“Where there is no vision the people perish” – is that from the Bible's Book of Proverbs or the FSA's CP121? I often confuse the two.
But vision really is vital to any business that wants to flourish – and it is probably one of the greater challenges facing every IFA today. The view is so blurred by uncertainty and change that seeing beyond the next year is getting harder and harder.
A number of contributors to this column have been speculating on the difference between selling and advising – tied vs independent – and it is an important point. But it is not as important as knowing where your future clients will come from. If you are talking to yourself it does not matter if you are tied or independent.
So this week I would like to move away from the understandable obsession with sales status and make a plea to those looking to flourish to think first of marketing.
More years ago than I care to remember I was working for a unit trust group as a marketing manager but looking to return to front-line advice.
I went to see an agency (something not to do if you want a leading firm to take you on, incidentally) and told them I was interested in a marketing role with an IFA and could sell as well. “IFAs don't have marketing departments,” I was told. It baffled me then and it still baffles me today – why not?
The last few years have seen a number of new mega-IFAs launched backed by City money. The accompanying press fanfare always trumpets the number of advisers that the firm expects to build over the next three years – some appear to be attempting to recruit every available RI in the land.
Rarely though is the announcement coupled with a statement of how the leads will be generated to support these huge numbers. Is it me – or is this the wrong way round?
Our own company was approached last year to be the founder firm of a new conglomerate. Out of curiosity I went to the meeting and was given a polished presentation on the intention to create a huge (and very expensive to run) firm.
“Where will you get the sales leads from and how will you cope with stakeholder remuneration levels?” I asked. “Oh yes,” they replied, “we will need to look at that.” But here is the frightening point – they had already been given the money to form the firm. Mere details such as how they would ever find a client were not important.
I am one of those who believes in building a company in the opposite way – marketing led. Nothing seems more pointless or demoralising than having a highly skilled team of advisers sitting waiting for leads. I still believe that designing a good marketing campaign is one of the most difficult challenges.
It is certainly the field that is the most obvious when it fails – talking your way out of a 0.1 per cent response to a mailing requires huge imagination.
Do not worry about failure if you do decide to expand your marketing – it is inevitable. A one-in-three success rate is excellent. The trick is to test everything so that you only lose a little money with the failures.
I always compare a marketing exercise to an archer firing at a target, except the marketing target has no inner or outer ring – you either hit the bull's-eye or miss completely. When your test does hit the bull follow up immediately to take full advantage.
My point about marketing is not so narrow as it seems, as it returns to the question of where we, as IFAs, are heading. We know that independent advice will most likely lose its protected position with the death of polarisation.

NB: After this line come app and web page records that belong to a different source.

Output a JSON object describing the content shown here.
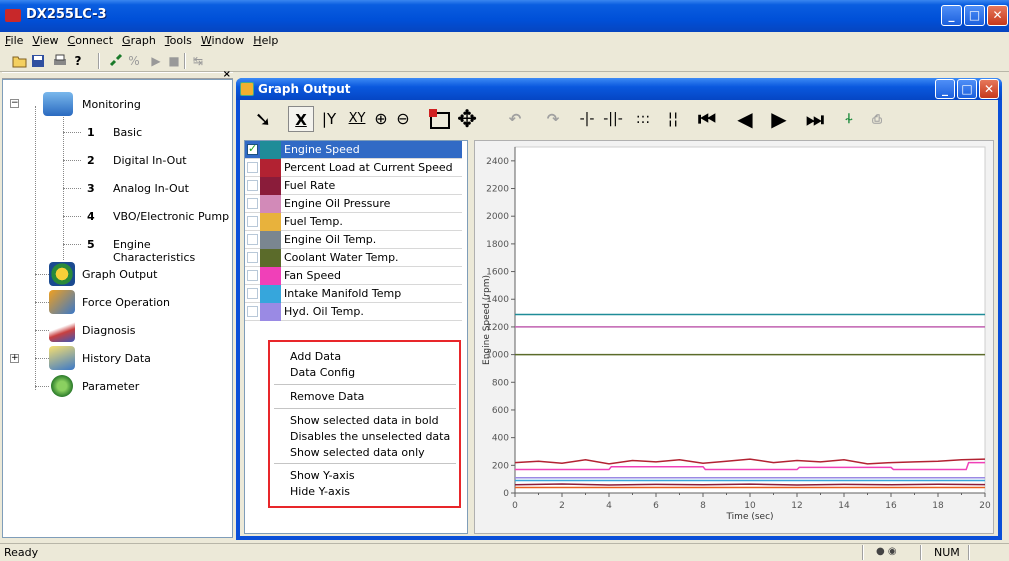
{
  "app": {
    "title": "DX255LC-3"
  },
  "menu": [
    "File",
    "View",
    "Connect",
    "Graph",
    "Tools",
    "Window",
    "Help"
  ],
  "sidebar": {
    "root": "Monitoring",
    "monitoring_items": [
      {
        "num": "1",
        "label": "Basic"
      },
      {
        "num": "2",
        "label": "Digital In-Out"
      },
      {
        "num": "3",
        "label": "Analog In-Out"
      },
      {
        "num": "4",
        "label": "VBO/Electronic Pump"
      },
      {
        "num": "5",
        "label": "Engine Characteristics"
      }
    ],
    "items": [
      "Graph Output",
      "Force Operation",
      "Diagnosis",
      "History Data",
      "Parameter"
    ]
  },
  "graph_window": {
    "title": "Graph Output",
    "toolbar": [
      "pointer",
      "X",
      "Y",
      "XY",
      "zoom-in",
      "zoom-out",
      "select-range",
      "move",
      "undo",
      "redo",
      "cursor-1",
      "cursor-2",
      "cursor-grid",
      "cursor-vertical",
      "first",
      "previous",
      "next",
      "last",
      "auto-scale",
      "print"
    ]
  },
  "data_list": [
    {
      "label": "Engine Speed",
      "color": "#1f8c98",
      "checked": true,
      "selected": true
    },
    {
      "label": "Percent Load at Current Speed",
      "color": "#b22232",
      "checked": false
    },
    {
      "label": "Fuel Rate",
      "color": "#8a1c3a",
      "checked": false
    },
    {
      "label": "Engine Oil Pressure",
      "color": "#d28ab8",
      "checked": false
    },
    {
      "label": "Fuel Temp.",
      "color": "#e8b23c",
      "checked": false
    },
    {
      "label": "Engine Oil Temp.",
      "color": "#7a8690",
      "checked": false
    },
    {
      "label": "Coolant Water Temp.",
      "color": "#5b6b2a",
      "checked": false
    },
    {
      "label": "Fan Speed",
      "color": "#f040b8",
      "checked": false
    },
    {
      "label": "Intake Manifold Temp",
      "color": "#36a6dc",
      "checked": false
    },
    {
      "label": "Hyd. Oil Temp.",
      "color": "#9a8ae4",
      "checked": false
    }
  ],
  "context_menu": {
    "groups": [
      [
        "Add Data",
        "Data Config"
      ],
      [
        "Remove Data"
      ],
      [
        "Show selected data in bold",
        "Disables the unselected data",
        "Show selected data only"
      ],
      [
        "Show Y-axis",
        "Hide Y-axis"
      ]
    ]
  },
  "chart_data": {
    "type": "line",
    "xlabel": "Time (sec)",
    "ylabel": "Engine Speed (rpm)",
    "xlim": [
      0,
      20
    ],
    "ylim": [
      0,
      2500
    ],
    "x_ticks": [
      0,
      2,
      4,
      6,
      8,
      10,
      12,
      14,
      16,
      18,
      20
    ],
    "y_ticks": [
      0,
      200,
      400,
      600,
      800,
      1000,
      1200,
      1400,
      1600,
      1800,
      2000,
      2200,
      2400
    ],
    "series": [
      {
        "color": "#1f8c98",
        "x": [
          0,
          20
        ],
        "y": [
          1290,
          1290
        ]
      },
      {
        "color": "#c060b0",
        "x": [
          0,
          20
        ],
        "y": [
          1200,
          1200
        ]
      },
      {
        "color": "#5b6b2a",
        "x": [
          0,
          20
        ],
        "y": [
          1000,
          1000
        ]
      },
      {
        "color": "#b22232",
        "x": [
          0,
          1,
          2,
          3,
          4,
          5,
          6,
          7,
          8,
          9,
          10,
          11,
          12,
          13,
          14,
          15,
          16,
          17,
          18,
          19,
          20
        ],
        "y": [
          220,
          230,
          215,
          240,
          210,
          235,
          225,
          240,
          215,
          230,
          245,
          220,
          235,
          225,
          240,
          210,
          220,
          225,
          230,
          240,
          245
        ]
      },
      {
        "color": "#f040b8",
        "x": [
          0,
          4,
          4.1,
          8,
          8.1,
          12,
          12.1,
          16,
          16.1,
          19.2,
          19.3,
          20
        ],
        "y": [
          170,
          170,
          190,
          190,
          170,
          170,
          185,
          185,
          170,
          170,
          220,
          220
        ]
      },
      {
        "color": "#36a6dc",
        "x": [
          0,
          20
        ],
        "y": [
          90,
          90
        ]
      },
      {
        "color": "#9a8ae4",
        "x": [
          0,
          20
        ],
        "y": [
          110,
          110
        ]
      },
      {
        "color": "#8a1c3a",
        "x": [
          0,
          2,
          4,
          6,
          8,
          10,
          12,
          14,
          16,
          18,
          20
        ],
        "y": [
          60,
          65,
          58,
          62,
          60,
          64,
          58,
          62,
          60,
          63,
          61
        ]
      },
      {
        "color": "#e86020",
        "x": [
          0,
          20
        ],
        "y": [
          40,
          40
        ]
      }
    ]
  },
  "status": {
    "text": "Ready",
    "num": "NUM"
  }
}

We know, too, that our basis of remuneration is likely to come under pressure and even fundamental question. But we all totally accept that independent advice is best for clients.
The IFA market suffers from its cottage industry status with the vast majority of firms having fewer than four advisers. This makes our voice within the financial market much feebler than it deserves – particularly when up against the massive marketing budgets of the banks and product providers. IFAP does a good job but sometimes it seems to be one voice crying in the wilderness.
As market trends stand I think it is inevitable that IFA firms must become larger and better capitalised if we are to avoid becoming a very small, niche group within the adviser universe.
The day of the national firm may well be approaching but if that is the case it is likely to be those with lead generation in place that will triumph. Marketing will yet carry the day.
Philip Rose is managing director of Wentworth Rose